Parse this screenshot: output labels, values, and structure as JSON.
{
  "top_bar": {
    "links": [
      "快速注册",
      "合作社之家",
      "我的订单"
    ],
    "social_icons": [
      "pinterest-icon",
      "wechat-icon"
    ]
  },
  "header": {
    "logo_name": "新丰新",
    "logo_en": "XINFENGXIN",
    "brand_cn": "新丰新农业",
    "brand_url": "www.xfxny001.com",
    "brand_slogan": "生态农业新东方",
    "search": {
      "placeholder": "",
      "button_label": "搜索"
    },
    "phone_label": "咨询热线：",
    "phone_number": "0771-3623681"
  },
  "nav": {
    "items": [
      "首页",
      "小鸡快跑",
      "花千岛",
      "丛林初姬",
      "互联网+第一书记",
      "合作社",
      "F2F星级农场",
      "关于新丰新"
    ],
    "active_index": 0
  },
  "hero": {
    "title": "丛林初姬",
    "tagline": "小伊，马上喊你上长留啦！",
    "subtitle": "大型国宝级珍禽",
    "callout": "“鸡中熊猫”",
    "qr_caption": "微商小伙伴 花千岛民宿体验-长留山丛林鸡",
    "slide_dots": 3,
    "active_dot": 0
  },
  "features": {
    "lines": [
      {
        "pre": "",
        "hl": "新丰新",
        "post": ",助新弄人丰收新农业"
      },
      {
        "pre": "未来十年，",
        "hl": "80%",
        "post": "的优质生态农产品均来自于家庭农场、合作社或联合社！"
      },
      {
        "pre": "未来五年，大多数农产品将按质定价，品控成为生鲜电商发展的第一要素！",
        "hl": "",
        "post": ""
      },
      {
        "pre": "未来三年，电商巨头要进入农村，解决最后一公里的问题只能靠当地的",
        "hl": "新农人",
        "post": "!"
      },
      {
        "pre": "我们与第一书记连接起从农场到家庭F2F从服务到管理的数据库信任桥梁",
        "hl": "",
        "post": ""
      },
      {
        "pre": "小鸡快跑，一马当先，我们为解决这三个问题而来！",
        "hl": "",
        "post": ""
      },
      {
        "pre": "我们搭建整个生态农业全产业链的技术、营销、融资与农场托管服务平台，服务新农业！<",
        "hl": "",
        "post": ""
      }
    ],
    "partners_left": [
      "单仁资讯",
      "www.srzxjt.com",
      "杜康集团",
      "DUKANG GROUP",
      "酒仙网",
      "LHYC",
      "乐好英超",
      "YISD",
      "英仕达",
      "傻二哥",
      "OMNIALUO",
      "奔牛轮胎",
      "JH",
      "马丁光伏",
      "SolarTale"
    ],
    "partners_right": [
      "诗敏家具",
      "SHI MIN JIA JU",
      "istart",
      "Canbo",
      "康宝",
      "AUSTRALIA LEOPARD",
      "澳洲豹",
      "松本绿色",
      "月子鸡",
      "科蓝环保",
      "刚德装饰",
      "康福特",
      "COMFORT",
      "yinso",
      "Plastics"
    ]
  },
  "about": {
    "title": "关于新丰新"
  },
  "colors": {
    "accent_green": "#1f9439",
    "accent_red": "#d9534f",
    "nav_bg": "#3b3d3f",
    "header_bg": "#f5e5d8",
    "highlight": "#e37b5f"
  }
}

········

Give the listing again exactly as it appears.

§ **Response for this exercise**:
Parse this screenshot: output labels, values, and structure as JSON.
{
  "top_bar": {
    "links": [
      "快速注册",
      "合作社之家",
      "我的订单"
    ],
    "social_icons": [
      "pinterest-icon",
      "wechat-icon"
    ]
  },
  "header": {
    "logo_name": "新丰新",
    "logo_en": "XINFENGXIN",
    "brand_cn": "新丰新农业",
    "brand_url": "www.xfxny001.com",
    "brand_slogan": "生态农业新东方",
    "search": {
      "placeholder": "",
      "button_label": "搜索"
    },
    "phone_label": "咨询热线：",
    "phone_number": "0771-3623681"
  },
  "nav": {
    "items": [
      "首页",
      "小鸡快跑",
      "花千岛",
      "丛林初姬",
      "互联网+第一书记",
      "合作社",
      "F2F星级农场",
      "关于新丰新"
    ],
    "active_index": 0
  },
  "hero": {
    "title": "丛林初姬",
    "tagline": "小伊，马上喊你上长留啦！",
    "subtitle": "大型国宝级珍禽",
    "callout": "“鸡中熊猫”",
    "qr_caption": "微商小伙伴 花千岛民宿体验-长留山丛林鸡",
    "slide_dots": 3,
    "active_dot": 0
  },
  "features": {
    "lines": [
      {
        "pre": "",
        "hl": "新丰新",
        "post": ",助新弄人丰收新农业"
      },
      {
        "pre": "未来十年，",
        "hl": "80%",
        "post": "的优质生态农产品均来自于家庭农场、合作社或联合社！"
      },
      {
        "pre": "未来五年，大多数农产品将按质定价，品控成为生鲜电商发展的第一要素！",
        "hl": "",
        "post": ""
      },
      {
        "pre": "未来三年，电商巨头要进入农村，解决最后一公里的问题只能靠当地的",
        "hl": "新农人",
        "post": "!"
      },
      {
        "pre": "我们与第一书记连接起从农场到家庭F2F从服务到管理的数据库信任桥梁",
        "hl": "",
        "post": ""
      },
      {
        "pre": "小鸡快跑，一马当先，我们为解决这三个问题而来！",
        "hl": "",
        "post": ""
      },
      {
        "pre": "我们搭建整个生态农业全产业链的技术、营销、融资与农场托管服务平台，服务新农业！<",
        "hl": "",
        "post": ""
      }
    ],
    "partners_left": [
      "单仁资讯",
      "www.srzxjt.com",
      "杜康集团",
      "DUKANG GROUP",
      "酒仙网",
      "LHYC",
      "乐好英超",
      "YISD",
      "英仕达",
      "傻二哥",
      "OMNIALUO",
      "奔牛轮胎",
      "JH",
      "马丁光伏",
      "SolarTale"
    ],
    "partners_right": [
      "诗敏家具",
      "SHI MIN JIA JU",
      "istart",
      "Canbo",
      "康宝",
      "AUSTRALIA LEOPARD",
      "澳洲豹",
      "松本绿色",
      "月子鸡",
      "科蓝环保",
      "刚德装饰",
      "康福特",
      "COMFORT",
      "yinso",
      "Plastics"
    ]
  },
  "about": {
    "title": "关于新丰新"
  },
  "colors": {
    "accent_green": "#1f9439",
    "accent_red": "#d9534f",
    "nav_bg": "#3b3d3f",
    "header_bg": "#f5e5d8",
    "highlight": "#e37b5f"
  }
}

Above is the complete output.